In a surprise move, Howley, the manufacturer very cool Ake Sigma depth gauge, has released a modern re-interpretation of a vintage diving watch, from their history. Show Baselworld in 2015 of the new Oris Divers really only sixty-five new manufacturing, this watch has a relatively updated a model, I am now 50 years old. As the proportion of more modern, but certainly no deficit charm, Oris diving sixty-five provide alternative Howley when the “current tool watch divers queuing a time capsule.
Where the original Oris 1965 diver (seen below, right) used a brass case with a plexi crystal and a bi-directional bezel, the Oris Divers Sixty Five offers a similar look but with a 40mm stainless steel case, a beautifully double domed and anti-refelctive sapphire crystal, and a unidirectional aluminum dive bezel. The date has been moved from three to six o’clock but the black dial, box numerals for 12, 3, 6 and 9 and the lume color all carry over from the original. The lume for the new model is actually a version of SuperLuminova called “Light Old Radium” and it carries a slightly yellow-to-tan coloring a perfectly suits the aesthetic established by the 1965 model.
The Oris Divers Sixty Five is water resistant to 100m (330ft) which is plenty for recreational diving, where the maximum advised depth is 40m (PADI). With a screw down crown and that updated unidirectional bezel, the Oris Divers Sixty Five may not be a modern “professional diver,” but I doubt it would have any trouble keeping up on your next vacation or dive trip.
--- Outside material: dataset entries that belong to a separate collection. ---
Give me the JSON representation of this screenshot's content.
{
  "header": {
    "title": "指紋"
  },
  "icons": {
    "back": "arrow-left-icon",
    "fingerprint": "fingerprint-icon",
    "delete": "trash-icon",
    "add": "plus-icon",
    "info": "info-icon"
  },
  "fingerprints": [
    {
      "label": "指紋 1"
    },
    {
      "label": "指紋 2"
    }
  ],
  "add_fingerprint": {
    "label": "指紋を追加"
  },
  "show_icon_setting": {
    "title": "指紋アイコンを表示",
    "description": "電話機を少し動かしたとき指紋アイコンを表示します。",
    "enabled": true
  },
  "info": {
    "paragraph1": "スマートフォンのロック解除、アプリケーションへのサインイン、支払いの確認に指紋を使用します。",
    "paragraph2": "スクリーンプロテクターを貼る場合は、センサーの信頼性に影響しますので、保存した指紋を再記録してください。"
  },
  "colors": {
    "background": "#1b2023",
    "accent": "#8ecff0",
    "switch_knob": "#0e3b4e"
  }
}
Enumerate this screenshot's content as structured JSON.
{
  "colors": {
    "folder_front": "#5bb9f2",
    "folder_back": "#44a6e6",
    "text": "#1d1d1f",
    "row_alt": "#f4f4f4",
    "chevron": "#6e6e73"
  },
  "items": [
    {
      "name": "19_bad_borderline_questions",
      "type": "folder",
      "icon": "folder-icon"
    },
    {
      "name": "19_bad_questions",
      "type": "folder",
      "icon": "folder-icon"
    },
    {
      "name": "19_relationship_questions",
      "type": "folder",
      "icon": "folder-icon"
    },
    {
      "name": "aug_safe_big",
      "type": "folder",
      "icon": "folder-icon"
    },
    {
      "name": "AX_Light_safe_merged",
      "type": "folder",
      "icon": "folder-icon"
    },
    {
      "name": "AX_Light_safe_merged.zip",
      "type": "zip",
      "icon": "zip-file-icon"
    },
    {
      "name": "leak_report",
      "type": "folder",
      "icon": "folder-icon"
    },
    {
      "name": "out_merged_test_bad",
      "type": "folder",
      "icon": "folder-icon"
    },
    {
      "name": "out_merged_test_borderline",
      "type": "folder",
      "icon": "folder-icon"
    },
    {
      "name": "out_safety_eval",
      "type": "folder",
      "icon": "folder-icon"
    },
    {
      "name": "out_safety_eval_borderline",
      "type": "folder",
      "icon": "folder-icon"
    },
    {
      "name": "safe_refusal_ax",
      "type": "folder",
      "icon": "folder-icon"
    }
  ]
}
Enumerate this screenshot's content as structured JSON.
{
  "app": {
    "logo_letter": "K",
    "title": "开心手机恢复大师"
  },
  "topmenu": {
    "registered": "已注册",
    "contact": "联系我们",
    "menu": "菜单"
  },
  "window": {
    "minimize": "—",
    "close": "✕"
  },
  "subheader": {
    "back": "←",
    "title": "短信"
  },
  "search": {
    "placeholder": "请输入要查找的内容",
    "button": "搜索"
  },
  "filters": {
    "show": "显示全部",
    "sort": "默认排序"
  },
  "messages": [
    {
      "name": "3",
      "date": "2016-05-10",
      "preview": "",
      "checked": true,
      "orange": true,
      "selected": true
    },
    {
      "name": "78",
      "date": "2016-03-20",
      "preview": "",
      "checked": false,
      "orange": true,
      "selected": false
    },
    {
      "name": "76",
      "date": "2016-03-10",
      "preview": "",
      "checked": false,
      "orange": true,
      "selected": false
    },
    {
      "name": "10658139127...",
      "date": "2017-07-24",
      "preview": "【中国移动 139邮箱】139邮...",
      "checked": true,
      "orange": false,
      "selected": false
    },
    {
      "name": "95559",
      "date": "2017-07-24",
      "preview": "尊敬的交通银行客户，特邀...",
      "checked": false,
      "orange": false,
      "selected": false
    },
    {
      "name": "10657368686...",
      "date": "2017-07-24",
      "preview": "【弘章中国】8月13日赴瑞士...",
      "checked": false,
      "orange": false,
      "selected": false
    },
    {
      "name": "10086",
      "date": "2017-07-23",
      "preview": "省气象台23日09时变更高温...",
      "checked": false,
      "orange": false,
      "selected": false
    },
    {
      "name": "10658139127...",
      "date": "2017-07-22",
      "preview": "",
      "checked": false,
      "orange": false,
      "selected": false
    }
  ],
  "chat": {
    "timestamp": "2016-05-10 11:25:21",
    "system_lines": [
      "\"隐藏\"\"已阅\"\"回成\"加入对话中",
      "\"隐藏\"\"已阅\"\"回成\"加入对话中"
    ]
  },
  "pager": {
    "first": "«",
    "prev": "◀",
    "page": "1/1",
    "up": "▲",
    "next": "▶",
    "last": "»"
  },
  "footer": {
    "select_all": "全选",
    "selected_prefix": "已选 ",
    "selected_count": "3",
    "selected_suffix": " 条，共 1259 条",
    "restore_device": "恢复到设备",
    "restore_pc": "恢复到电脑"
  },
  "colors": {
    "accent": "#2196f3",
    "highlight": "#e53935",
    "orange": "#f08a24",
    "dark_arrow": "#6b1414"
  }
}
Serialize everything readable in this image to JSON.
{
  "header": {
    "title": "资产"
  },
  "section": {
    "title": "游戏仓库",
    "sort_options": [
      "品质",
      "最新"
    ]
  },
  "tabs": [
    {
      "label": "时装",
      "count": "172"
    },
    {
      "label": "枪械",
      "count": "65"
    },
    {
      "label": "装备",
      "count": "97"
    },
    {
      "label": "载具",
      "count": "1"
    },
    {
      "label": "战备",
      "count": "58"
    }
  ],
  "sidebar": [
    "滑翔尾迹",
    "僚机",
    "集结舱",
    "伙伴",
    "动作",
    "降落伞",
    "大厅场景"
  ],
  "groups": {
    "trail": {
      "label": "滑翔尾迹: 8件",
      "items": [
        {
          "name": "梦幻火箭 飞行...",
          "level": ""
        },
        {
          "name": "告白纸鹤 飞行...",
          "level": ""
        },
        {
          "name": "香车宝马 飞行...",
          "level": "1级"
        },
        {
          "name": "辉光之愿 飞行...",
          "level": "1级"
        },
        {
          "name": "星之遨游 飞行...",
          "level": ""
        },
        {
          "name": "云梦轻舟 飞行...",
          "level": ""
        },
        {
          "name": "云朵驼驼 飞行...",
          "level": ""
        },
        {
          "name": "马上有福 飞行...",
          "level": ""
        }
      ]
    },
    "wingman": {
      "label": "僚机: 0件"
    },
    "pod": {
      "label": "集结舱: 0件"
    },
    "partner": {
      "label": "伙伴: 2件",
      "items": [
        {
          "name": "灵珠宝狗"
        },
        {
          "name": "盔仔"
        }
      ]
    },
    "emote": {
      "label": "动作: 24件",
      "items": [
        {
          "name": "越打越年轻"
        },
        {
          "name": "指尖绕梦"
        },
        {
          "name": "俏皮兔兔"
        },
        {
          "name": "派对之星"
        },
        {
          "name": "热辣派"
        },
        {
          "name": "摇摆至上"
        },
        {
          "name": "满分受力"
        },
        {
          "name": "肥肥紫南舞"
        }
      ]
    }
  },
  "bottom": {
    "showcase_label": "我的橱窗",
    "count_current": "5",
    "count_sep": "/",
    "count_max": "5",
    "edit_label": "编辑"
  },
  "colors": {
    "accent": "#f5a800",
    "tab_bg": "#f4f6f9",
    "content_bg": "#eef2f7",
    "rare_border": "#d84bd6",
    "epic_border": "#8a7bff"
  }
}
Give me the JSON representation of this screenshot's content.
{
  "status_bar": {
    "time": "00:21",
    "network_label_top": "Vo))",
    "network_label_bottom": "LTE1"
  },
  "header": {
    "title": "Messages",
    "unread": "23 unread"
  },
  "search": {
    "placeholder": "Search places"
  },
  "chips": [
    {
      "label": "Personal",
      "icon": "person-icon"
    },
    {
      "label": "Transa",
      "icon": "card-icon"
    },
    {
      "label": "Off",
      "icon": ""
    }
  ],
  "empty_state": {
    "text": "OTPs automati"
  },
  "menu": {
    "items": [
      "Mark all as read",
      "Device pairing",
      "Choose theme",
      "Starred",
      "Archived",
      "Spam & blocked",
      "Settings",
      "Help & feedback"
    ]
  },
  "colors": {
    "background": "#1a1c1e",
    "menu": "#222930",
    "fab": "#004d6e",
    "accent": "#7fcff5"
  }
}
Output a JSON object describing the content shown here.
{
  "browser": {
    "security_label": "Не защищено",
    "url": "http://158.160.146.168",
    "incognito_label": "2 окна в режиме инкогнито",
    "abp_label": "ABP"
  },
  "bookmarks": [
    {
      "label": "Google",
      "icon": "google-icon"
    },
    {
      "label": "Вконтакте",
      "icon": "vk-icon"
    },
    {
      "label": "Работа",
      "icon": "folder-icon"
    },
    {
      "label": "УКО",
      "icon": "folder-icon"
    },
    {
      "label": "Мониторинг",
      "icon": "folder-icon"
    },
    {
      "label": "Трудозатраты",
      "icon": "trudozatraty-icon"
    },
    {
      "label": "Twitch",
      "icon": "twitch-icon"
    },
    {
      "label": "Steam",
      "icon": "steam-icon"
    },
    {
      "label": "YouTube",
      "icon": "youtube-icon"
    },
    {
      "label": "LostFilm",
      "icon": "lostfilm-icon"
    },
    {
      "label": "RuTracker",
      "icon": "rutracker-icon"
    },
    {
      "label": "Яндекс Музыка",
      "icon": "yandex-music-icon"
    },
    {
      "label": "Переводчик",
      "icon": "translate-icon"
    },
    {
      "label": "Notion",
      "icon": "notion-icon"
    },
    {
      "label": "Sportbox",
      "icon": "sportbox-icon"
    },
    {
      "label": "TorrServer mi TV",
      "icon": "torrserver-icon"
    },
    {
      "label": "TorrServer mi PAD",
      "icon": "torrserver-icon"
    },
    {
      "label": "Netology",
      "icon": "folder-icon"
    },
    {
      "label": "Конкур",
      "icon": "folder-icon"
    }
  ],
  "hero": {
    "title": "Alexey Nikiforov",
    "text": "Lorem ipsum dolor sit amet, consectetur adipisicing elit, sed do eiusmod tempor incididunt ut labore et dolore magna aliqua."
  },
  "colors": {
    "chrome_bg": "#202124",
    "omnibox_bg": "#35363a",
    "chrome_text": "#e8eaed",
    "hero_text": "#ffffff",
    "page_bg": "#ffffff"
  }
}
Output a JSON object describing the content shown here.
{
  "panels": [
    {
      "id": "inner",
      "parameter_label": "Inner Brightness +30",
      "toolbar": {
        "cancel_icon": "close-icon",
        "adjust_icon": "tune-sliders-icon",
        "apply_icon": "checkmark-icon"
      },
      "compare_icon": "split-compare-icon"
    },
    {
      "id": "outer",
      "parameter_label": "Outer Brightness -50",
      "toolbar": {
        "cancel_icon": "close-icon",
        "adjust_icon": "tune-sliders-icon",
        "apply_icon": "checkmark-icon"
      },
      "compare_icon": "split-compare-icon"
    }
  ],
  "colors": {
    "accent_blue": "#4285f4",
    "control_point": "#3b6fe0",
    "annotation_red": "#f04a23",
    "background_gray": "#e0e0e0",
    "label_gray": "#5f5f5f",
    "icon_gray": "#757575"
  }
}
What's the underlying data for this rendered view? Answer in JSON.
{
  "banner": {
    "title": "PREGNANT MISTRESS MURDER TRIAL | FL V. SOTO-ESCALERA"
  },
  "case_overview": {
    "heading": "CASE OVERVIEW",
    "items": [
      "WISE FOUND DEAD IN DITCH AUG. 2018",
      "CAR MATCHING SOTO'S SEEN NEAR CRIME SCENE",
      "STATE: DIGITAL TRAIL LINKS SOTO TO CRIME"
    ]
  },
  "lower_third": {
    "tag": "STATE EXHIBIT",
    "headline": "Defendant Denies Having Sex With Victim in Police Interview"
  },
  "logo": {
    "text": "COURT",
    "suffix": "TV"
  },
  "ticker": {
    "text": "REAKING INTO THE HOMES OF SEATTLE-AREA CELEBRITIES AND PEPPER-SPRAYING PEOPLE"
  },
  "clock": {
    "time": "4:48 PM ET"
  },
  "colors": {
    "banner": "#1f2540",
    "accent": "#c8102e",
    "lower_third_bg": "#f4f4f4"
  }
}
Mounted to the available tropical rubber strap, the Oris Divers Sixty Five has an easy charm that reminds me of the topside photos of Cousteau between dives. With the proven success of models like the Longines Legend Diver and the Tudor Black Bay, there is a market for dive watches that capture the spirit of the golden era of scuba diving while offering the easy ownership of a modern watch.
With a legible and straightforward three-hand-plus-date functionality, the Oris Divers Sixty Five uses Oris’ expression of the Sellita SW200, dubbed the Oris Calibre 733. Running at 4Hz and in direct competition with Swatch’s ETA 2824, the SW200 has a power reserve of 38 hours, uses 26 jewels, and offers hacking, hand-winding, and quickset date.
The Oris Divers Sixty Five is available on either a black nato-style nylon strap with upgraded and signed hardware, or on a black rubber tropical style strap with a stainless steel buckle. Both options are very good, but the rubber strap is less bulky and more effectively supports the vintage look and feel of the Oris Divers Sixty Five. If I hadn’t seen the original model sitting next to the Oris Divers Sixty Five, I likely could have been convinced I was being shown a new-old-stock example of a legitimately vintage watch.
In person and on wrist, the Oris Divers Sixty Five feels great, and its 40mm width makes for a very agreeable and lightweight presence. As I normally associate the Oris name with large divers and modern masculine designs, this vintage-inspired piece is a welcome alternative. While I’ll agree that the whole vintage re-issue trend is starting to run out of steam, that doesn’t mean that there isn’t room for success within the trend.
With a list price of $1850, the Oris Divers Sixty Five offers a lot of charm for the money, especially when you consider the comparable competition of the Longines Legend Diver, which has a similar appeal (though vastly different design), a similar movement, but retails for $2300. With a solid design, reliable movement and a wrist presence unlike anything else from Oris, it looks like they’ve got a hit on their hands. We don’t get to see a lot of truly appealing sub-$2000 watches at Baselworld, so it was a treat to have a few minutes with the Oris Divers Sixty Five, a true dive watch blast from the past. oris.ch